'''

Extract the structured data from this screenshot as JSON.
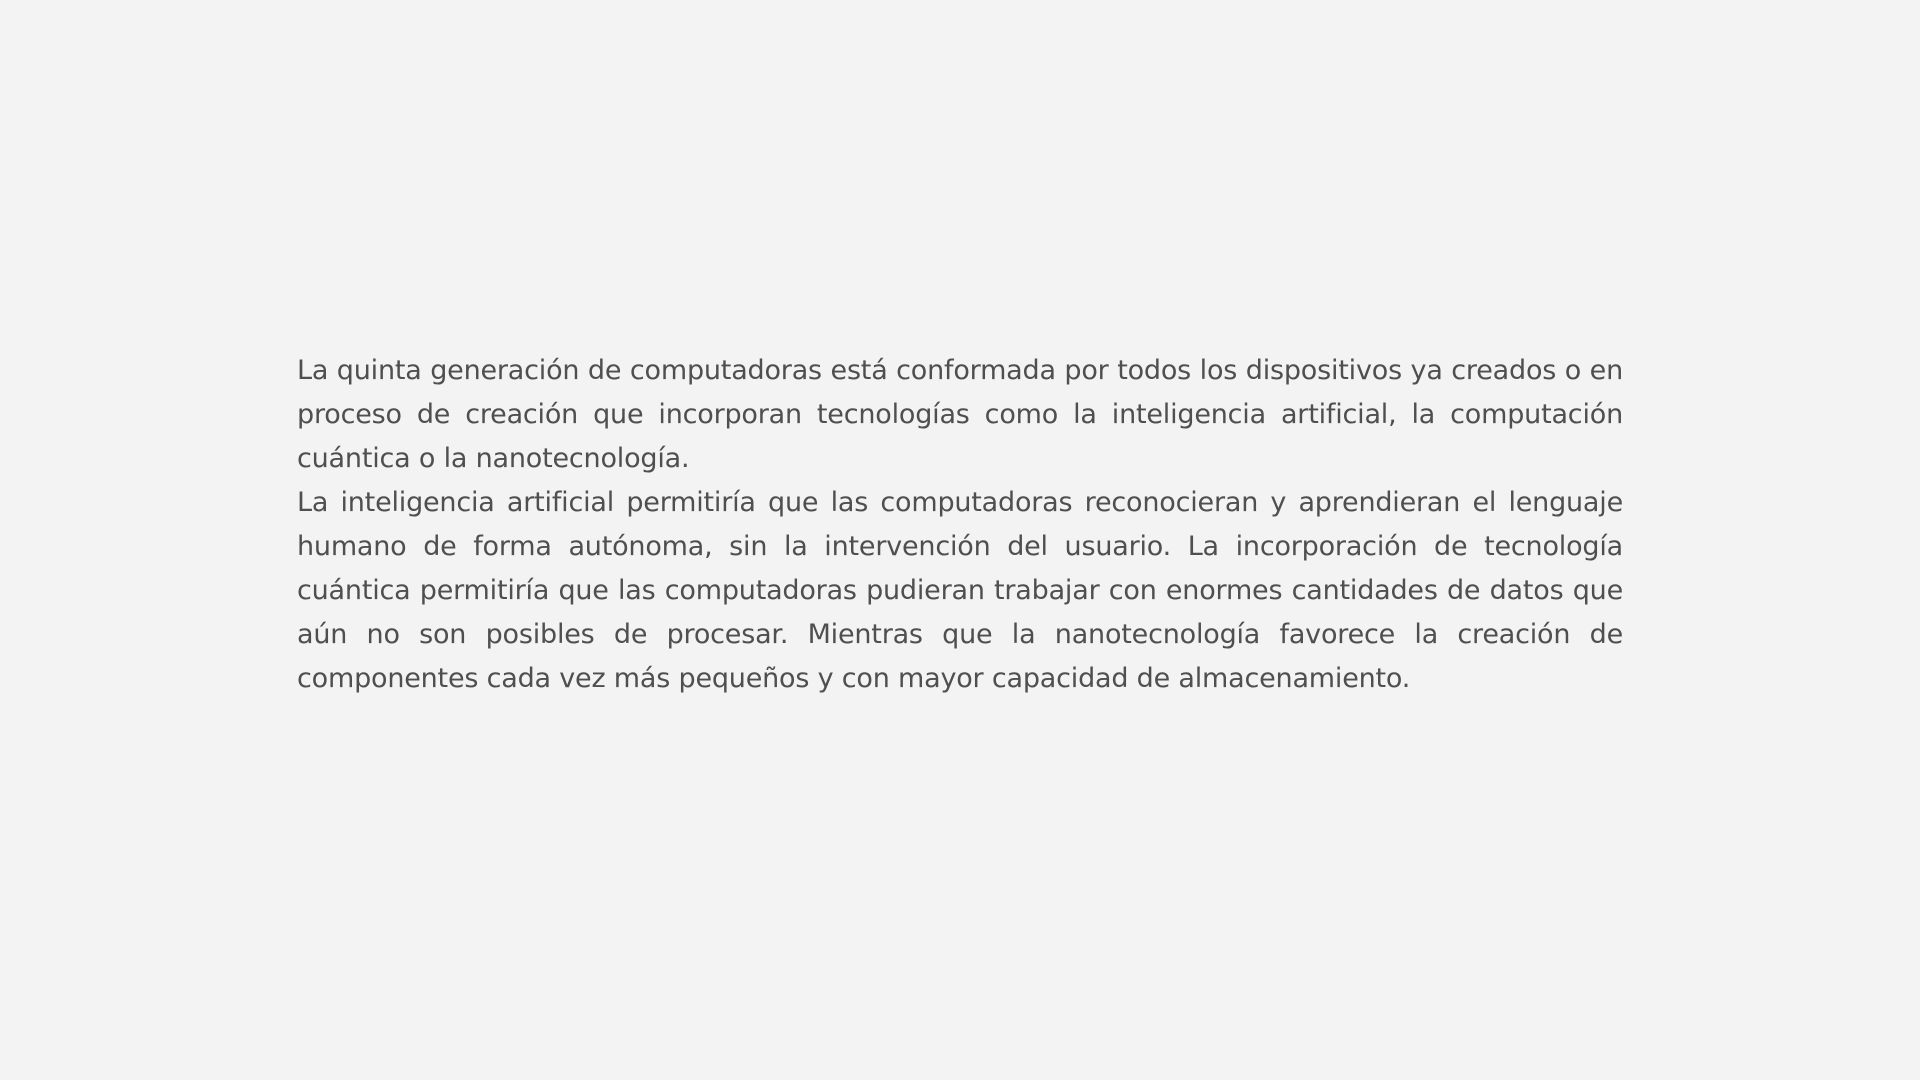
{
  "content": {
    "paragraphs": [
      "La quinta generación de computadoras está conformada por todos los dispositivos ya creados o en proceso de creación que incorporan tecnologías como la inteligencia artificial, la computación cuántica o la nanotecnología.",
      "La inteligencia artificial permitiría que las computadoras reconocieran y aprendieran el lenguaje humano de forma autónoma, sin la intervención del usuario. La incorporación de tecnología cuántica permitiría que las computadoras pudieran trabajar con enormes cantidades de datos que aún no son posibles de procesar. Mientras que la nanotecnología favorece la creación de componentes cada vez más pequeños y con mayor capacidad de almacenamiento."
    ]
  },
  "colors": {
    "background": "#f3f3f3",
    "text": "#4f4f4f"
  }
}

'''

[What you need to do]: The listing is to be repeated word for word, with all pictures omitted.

[Exercise solution]:
Extract the structured data from this screenshot as JSON.
{
  "content": {
    "paragraphs": [
      "La quinta generación de computadoras está conformada por todos los dispositivos ya creados o en proceso de creación que incorporan tecnologías como la inteligencia artificial, la computación cuántica o la nanotecnología.",
      "La inteligencia artificial permitiría que las computadoras reconocieran y aprendieran el lenguaje humano de forma autónoma, sin la intervención del usuario. La incorporación de tecnología cuántica permitiría que las computadoras pudieran trabajar con enormes cantidades de datos que aún no son posibles de procesar. Mientras que la nanotecnología favorece la creación de componentes cada vez más pequeños y con mayor capacidad de almacenamiento."
    ]
  },
  "colors": {
    "background": "#f3f3f3",
    "text": "#4f4f4f"
  }
}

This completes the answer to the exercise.